Entries from a dataset of interfaces
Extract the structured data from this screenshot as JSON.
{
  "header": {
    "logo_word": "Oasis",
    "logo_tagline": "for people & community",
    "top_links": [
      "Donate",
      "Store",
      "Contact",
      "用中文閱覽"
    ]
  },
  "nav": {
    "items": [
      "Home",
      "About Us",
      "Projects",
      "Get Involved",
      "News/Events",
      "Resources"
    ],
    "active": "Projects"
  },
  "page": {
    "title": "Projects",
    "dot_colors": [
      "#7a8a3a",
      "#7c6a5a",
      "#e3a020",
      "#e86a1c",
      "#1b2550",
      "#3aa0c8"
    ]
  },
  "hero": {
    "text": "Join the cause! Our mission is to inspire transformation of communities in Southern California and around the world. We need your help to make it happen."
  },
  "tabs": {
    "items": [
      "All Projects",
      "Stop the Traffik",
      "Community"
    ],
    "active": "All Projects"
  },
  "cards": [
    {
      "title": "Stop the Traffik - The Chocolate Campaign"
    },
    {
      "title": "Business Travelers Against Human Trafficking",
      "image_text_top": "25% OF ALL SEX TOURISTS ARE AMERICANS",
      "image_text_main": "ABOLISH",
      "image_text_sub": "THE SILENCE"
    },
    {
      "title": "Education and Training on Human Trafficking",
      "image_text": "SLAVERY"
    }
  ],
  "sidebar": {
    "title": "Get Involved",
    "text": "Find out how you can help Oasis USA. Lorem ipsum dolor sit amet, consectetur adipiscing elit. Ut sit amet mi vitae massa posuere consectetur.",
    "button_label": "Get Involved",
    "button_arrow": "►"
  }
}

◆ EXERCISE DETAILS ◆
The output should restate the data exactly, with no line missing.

◆ THE COMPLETED TASK ◆
Extract the structured data from this screenshot as JSON.
{
  "header": {
    "logo_word": "Oasis",
    "logo_tagline": "for people & community",
    "top_links": [
      "Donate",
      "Store",
      "Contact",
      "用中文閱覽"
    ]
  },
  "nav": {
    "items": [
      "Home",
      "About Us",
      "Projects",
      "Get Involved",
      "News/Events",
      "Resources"
    ],
    "active": "Projects"
  },
  "page": {
    "title": "Projects",
    "dot_colors": [
      "#7a8a3a",
      "#7c6a5a",
      "#e3a020",
      "#e86a1c",
      "#1b2550",
      "#3aa0c8"
    ]
  },
  "hero": {
    "text": "Join the cause! Our mission is to inspire transformation of communities in Southern California and around the world. We need your help to make it happen."
  },
  "tabs": {
    "items": [
      "All Projects",
      "Stop the Traffik",
      "Community"
    ],
    "active": "All Projects"
  },
  "cards": [
    {
      "title": "Stop the Traffik - The Chocolate Campaign"
    },
    {
      "title": "Business Travelers Against Human Trafficking",
      "image_text_top": "25% OF ALL SEX TOURISTS ARE AMERICANS",
      "image_text_main": "ABOLISH",
      "image_text_sub": "THE SILENCE"
    },
    {
      "title": "Education and Training on Human Trafficking",
      "image_text": "SLAVERY"
    }
  ],
  "sidebar": {
    "title": "Get Involved",
    "text": "Find out how you can help Oasis USA. Lorem ipsum dolor sit amet, consectetur adipiscing elit. Ut sit amet mi vitae massa posuere consectetur.",
    "button_label": "Get Involved",
    "button_arrow": "►"
  }
}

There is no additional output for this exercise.